─── The input
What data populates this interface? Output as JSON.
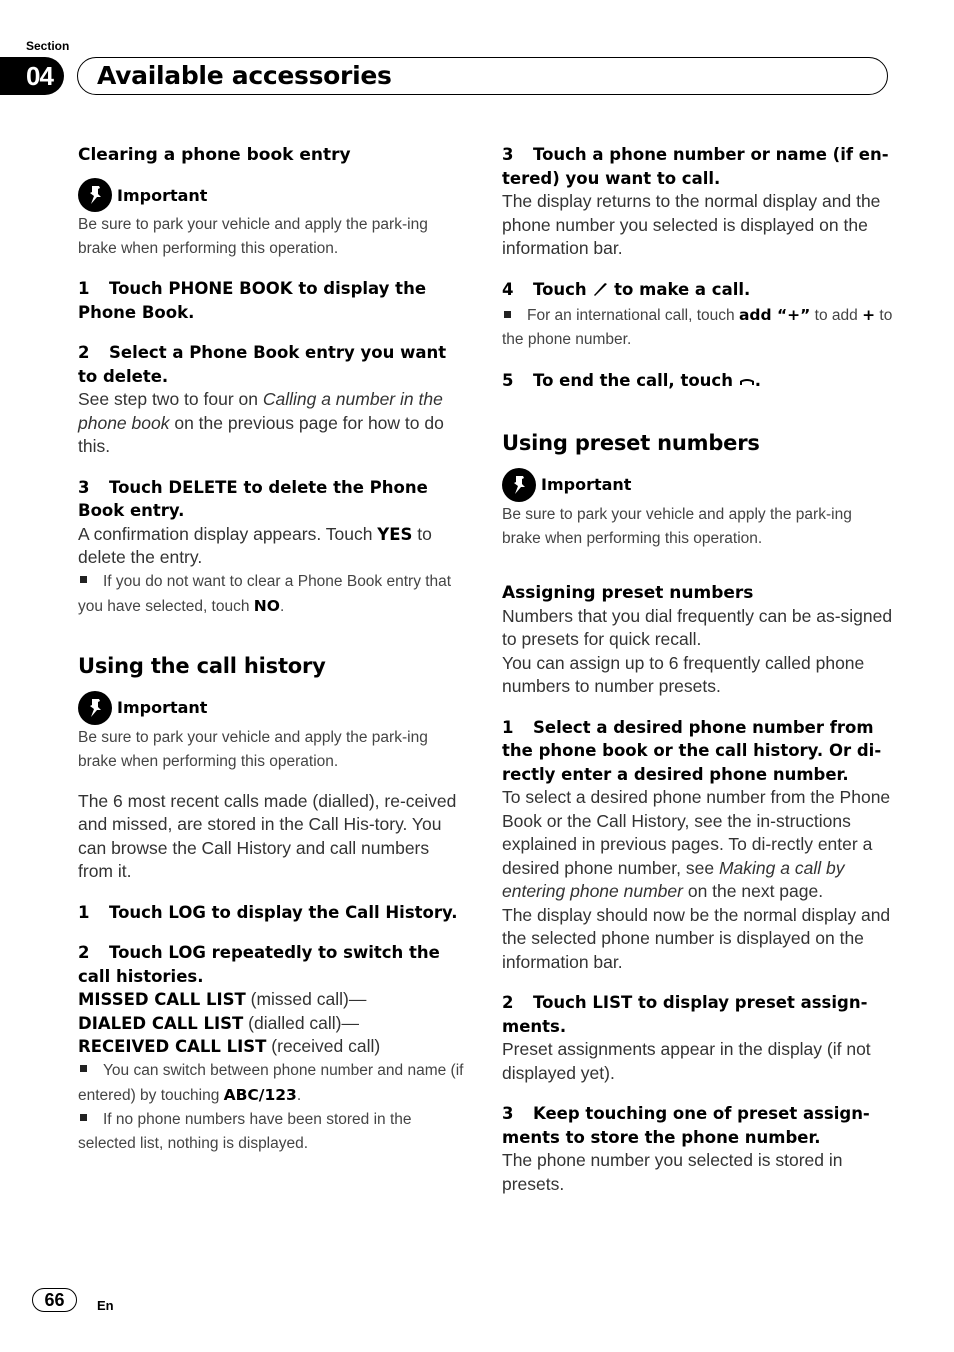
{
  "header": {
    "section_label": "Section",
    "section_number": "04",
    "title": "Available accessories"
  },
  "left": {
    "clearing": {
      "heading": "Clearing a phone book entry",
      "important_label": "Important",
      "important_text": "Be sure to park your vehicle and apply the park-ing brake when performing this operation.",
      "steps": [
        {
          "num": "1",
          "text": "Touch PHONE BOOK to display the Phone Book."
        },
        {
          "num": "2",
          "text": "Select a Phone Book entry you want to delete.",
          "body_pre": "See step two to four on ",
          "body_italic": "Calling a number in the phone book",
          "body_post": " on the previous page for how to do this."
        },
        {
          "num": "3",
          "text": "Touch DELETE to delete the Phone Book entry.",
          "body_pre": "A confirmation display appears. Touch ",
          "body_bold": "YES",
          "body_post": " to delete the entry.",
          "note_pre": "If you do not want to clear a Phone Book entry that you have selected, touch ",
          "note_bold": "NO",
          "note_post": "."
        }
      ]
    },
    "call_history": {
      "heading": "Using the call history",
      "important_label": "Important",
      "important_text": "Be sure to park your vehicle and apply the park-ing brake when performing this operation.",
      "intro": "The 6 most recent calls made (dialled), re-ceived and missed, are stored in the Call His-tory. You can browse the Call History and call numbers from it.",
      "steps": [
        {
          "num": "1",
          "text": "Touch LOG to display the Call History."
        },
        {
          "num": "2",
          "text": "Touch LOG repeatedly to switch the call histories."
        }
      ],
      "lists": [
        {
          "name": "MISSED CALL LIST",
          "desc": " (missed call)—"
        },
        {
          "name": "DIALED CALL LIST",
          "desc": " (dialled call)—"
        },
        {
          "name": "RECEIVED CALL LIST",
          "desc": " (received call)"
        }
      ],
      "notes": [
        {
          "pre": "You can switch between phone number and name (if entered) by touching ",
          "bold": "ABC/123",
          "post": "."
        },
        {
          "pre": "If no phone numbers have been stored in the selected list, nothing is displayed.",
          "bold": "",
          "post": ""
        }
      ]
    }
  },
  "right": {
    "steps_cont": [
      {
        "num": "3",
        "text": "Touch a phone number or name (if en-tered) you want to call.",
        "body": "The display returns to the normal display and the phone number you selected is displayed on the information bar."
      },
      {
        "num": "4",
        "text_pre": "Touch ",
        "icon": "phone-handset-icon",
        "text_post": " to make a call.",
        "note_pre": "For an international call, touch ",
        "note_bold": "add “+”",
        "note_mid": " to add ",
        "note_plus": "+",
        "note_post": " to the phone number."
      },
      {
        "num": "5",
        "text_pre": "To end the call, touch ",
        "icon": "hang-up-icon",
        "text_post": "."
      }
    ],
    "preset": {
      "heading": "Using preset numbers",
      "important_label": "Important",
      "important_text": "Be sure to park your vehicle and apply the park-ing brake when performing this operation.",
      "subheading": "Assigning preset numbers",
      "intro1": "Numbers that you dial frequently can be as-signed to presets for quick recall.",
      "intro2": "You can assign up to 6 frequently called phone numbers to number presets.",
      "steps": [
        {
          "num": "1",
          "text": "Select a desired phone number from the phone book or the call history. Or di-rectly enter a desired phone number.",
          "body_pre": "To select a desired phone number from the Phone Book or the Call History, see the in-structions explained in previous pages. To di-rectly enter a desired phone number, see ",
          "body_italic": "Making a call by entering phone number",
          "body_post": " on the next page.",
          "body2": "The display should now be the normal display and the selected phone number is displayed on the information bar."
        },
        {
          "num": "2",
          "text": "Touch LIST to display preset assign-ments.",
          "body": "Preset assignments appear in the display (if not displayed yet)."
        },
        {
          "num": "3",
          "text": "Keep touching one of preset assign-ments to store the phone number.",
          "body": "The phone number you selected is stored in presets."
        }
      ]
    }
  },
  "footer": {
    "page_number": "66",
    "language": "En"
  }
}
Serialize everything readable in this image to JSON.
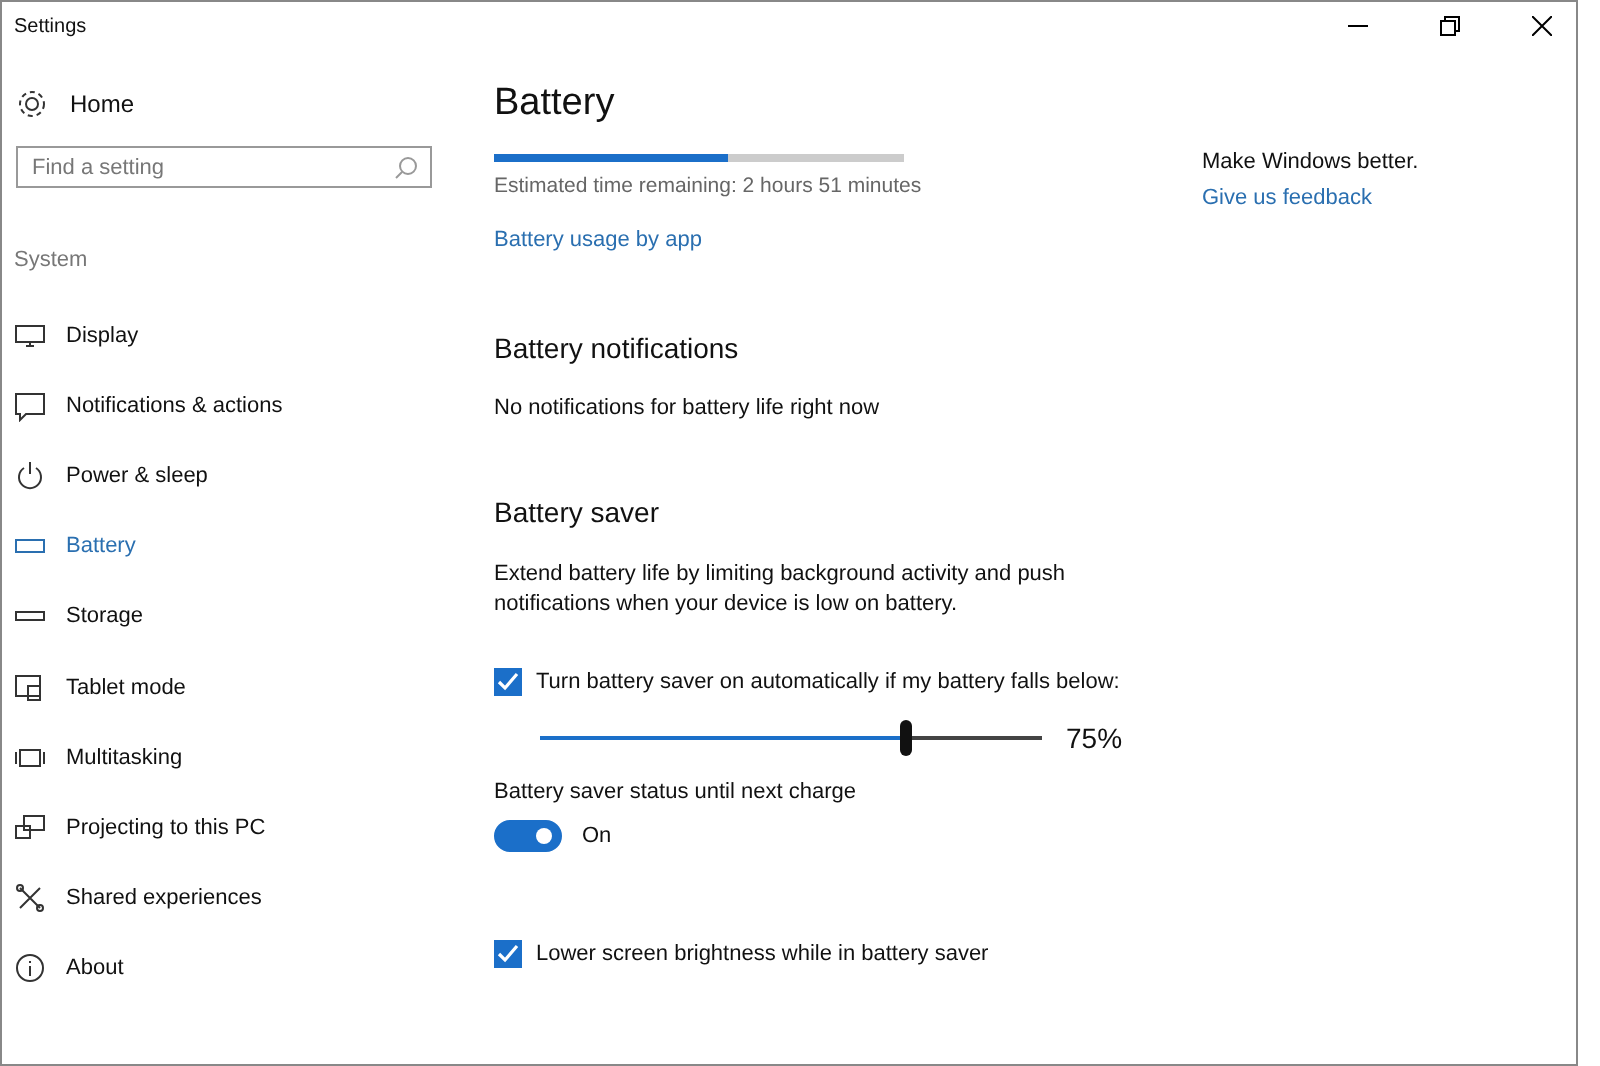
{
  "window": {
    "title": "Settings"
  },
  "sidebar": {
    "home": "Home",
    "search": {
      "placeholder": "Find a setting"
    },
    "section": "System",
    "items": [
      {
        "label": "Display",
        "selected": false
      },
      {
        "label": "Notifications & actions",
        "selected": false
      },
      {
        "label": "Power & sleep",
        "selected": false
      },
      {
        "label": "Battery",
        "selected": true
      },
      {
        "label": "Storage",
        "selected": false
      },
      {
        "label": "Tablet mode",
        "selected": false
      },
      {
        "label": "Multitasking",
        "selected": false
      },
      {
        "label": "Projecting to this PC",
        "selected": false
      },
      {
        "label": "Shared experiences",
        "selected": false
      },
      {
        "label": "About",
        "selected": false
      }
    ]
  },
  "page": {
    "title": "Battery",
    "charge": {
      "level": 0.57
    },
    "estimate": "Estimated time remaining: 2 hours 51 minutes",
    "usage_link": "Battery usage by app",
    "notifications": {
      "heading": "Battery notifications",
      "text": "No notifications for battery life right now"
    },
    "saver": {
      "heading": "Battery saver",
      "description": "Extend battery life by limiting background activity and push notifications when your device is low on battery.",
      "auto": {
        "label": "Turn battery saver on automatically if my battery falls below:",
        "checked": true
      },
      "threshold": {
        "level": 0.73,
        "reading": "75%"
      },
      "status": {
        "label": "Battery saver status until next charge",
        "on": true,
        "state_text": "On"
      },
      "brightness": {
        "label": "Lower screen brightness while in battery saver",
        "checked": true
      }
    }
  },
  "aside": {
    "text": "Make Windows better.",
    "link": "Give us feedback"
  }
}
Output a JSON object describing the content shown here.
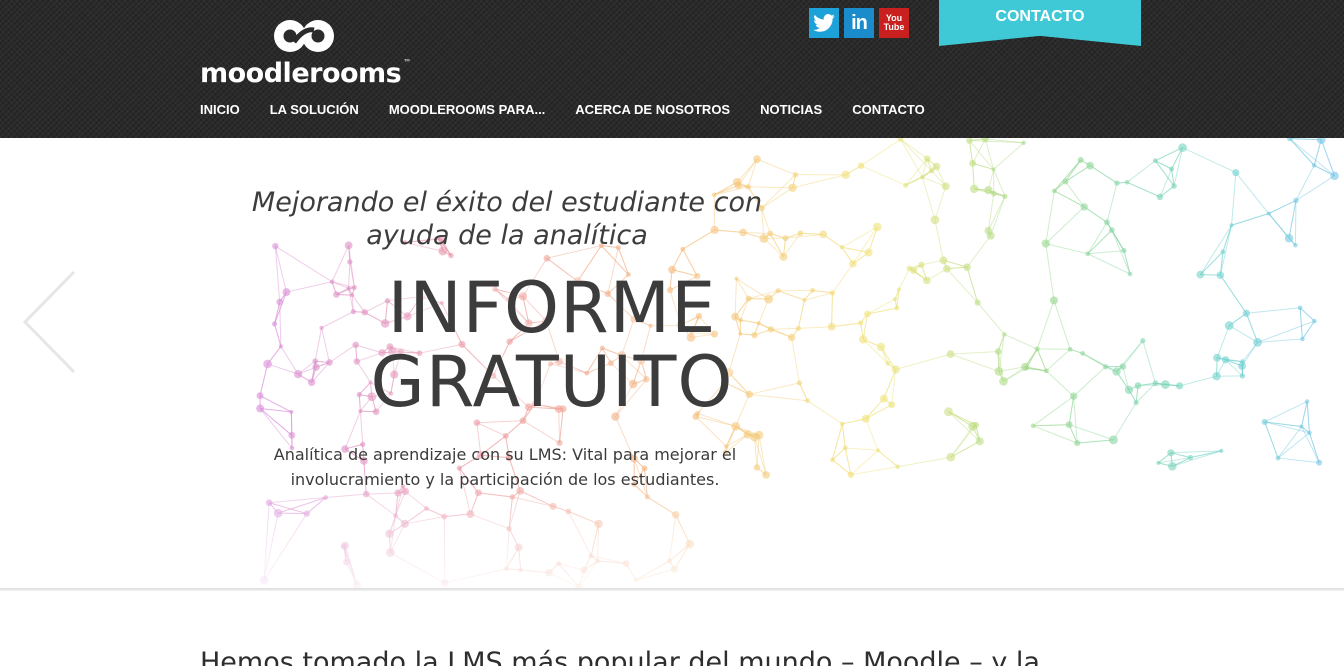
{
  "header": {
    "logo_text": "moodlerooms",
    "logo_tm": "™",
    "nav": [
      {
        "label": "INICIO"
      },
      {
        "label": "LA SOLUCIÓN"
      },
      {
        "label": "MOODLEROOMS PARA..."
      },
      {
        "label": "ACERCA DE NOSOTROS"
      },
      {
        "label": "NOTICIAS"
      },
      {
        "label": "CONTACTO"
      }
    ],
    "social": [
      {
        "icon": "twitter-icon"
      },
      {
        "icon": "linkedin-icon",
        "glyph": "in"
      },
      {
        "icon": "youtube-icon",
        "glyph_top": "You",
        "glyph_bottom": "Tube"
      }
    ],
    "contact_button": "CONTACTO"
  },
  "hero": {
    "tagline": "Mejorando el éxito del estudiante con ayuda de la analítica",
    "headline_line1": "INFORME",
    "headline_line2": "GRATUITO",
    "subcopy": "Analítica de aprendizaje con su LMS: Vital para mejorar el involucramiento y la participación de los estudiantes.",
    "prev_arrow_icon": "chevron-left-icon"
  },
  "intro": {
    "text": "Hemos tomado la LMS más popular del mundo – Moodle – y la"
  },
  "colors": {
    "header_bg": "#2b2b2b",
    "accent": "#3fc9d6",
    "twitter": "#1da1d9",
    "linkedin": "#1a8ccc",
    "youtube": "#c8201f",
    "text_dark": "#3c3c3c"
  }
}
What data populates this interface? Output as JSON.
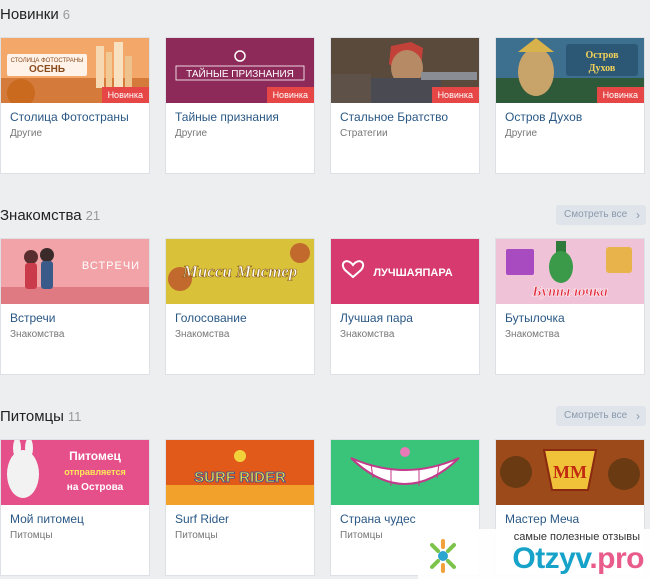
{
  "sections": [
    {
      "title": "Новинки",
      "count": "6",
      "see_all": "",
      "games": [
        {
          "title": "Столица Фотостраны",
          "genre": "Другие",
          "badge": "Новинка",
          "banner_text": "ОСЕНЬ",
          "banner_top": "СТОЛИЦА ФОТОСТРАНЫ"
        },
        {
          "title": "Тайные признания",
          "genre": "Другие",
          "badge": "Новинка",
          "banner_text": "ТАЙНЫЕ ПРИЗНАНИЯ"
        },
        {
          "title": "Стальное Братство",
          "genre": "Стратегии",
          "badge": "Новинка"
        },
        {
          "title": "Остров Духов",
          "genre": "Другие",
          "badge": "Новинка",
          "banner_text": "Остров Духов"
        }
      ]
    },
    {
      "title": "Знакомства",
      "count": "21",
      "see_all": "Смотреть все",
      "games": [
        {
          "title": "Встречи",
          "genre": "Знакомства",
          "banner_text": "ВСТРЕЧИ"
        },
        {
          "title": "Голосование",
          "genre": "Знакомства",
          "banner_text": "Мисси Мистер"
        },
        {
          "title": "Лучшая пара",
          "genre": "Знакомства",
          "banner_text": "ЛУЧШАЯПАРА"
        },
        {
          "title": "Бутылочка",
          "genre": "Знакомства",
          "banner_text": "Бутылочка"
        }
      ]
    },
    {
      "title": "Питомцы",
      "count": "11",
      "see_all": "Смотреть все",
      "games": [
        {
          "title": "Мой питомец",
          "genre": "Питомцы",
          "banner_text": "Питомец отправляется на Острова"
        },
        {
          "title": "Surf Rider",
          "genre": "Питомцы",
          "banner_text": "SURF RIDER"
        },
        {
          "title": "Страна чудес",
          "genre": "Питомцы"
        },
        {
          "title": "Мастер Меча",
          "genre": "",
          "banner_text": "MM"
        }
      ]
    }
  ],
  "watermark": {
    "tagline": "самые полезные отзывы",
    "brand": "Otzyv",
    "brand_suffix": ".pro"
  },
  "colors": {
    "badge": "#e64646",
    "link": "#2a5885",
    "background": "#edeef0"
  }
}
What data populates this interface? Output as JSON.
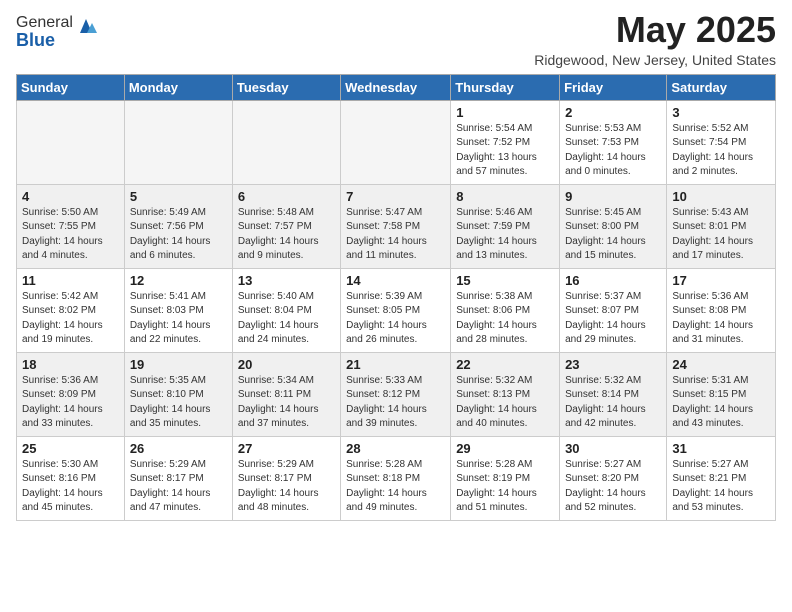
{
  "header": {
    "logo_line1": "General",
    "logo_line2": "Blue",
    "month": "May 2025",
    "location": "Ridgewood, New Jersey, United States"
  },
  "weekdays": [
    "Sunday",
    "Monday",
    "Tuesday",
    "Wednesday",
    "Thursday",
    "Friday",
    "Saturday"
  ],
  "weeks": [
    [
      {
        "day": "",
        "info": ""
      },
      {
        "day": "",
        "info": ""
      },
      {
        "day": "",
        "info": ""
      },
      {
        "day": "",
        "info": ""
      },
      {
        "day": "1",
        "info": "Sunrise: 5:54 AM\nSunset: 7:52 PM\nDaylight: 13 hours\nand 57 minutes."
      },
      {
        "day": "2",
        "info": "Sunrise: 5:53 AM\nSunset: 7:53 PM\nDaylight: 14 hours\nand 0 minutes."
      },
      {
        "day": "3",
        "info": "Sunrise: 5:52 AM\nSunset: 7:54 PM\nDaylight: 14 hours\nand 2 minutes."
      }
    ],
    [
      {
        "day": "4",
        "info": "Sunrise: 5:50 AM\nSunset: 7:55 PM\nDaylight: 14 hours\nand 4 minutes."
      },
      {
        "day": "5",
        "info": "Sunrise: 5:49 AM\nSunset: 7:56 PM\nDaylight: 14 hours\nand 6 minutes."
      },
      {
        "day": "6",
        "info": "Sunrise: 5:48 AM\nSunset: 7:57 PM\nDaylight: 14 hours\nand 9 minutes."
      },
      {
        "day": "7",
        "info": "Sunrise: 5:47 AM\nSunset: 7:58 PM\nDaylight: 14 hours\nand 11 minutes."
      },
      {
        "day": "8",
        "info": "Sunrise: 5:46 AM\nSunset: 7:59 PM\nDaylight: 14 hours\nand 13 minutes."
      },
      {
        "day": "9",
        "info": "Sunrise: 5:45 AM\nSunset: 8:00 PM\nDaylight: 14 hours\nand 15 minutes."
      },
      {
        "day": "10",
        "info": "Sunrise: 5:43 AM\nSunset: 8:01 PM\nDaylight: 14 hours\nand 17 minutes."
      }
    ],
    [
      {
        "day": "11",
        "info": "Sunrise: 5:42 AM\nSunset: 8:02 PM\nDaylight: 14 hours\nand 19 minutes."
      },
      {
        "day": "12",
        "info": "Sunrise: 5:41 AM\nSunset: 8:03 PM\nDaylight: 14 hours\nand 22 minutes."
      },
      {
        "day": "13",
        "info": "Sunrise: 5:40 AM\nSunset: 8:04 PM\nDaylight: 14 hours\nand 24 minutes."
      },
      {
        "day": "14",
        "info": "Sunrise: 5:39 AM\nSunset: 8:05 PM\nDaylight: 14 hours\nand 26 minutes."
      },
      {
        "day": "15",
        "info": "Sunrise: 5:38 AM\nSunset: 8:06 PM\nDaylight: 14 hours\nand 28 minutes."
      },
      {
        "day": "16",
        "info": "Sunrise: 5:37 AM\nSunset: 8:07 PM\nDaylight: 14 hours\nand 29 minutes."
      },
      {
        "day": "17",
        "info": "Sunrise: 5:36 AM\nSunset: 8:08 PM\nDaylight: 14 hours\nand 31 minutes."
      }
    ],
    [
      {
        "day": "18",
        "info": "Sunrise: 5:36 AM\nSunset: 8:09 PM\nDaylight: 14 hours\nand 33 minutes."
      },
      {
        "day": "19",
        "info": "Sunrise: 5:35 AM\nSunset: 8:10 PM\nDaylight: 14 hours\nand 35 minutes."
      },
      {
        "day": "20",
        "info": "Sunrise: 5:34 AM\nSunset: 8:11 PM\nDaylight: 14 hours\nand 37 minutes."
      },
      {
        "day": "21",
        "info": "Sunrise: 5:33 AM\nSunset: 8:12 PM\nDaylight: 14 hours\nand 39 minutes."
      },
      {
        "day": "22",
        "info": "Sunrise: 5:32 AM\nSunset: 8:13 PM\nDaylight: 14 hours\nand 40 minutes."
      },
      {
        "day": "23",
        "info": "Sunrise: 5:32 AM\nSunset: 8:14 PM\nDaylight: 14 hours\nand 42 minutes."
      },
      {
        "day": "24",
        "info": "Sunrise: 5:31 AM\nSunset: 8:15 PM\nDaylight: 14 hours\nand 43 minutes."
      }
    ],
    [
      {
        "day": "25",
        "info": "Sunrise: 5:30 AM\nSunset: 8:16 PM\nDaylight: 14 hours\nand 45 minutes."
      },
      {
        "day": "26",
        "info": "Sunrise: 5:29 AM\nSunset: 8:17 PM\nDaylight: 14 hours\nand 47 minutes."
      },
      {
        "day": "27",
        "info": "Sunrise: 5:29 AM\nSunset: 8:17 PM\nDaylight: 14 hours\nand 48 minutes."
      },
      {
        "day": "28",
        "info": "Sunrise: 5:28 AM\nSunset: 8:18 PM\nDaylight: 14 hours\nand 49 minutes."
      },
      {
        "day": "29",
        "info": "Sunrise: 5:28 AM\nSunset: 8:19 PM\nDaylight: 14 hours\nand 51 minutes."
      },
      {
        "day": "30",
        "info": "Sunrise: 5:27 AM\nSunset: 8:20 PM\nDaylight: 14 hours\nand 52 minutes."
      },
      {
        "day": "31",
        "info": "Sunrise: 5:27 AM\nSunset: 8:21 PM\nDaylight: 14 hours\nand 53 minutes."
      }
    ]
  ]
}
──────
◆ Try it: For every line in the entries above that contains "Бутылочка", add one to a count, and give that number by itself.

◆ Written answer: 2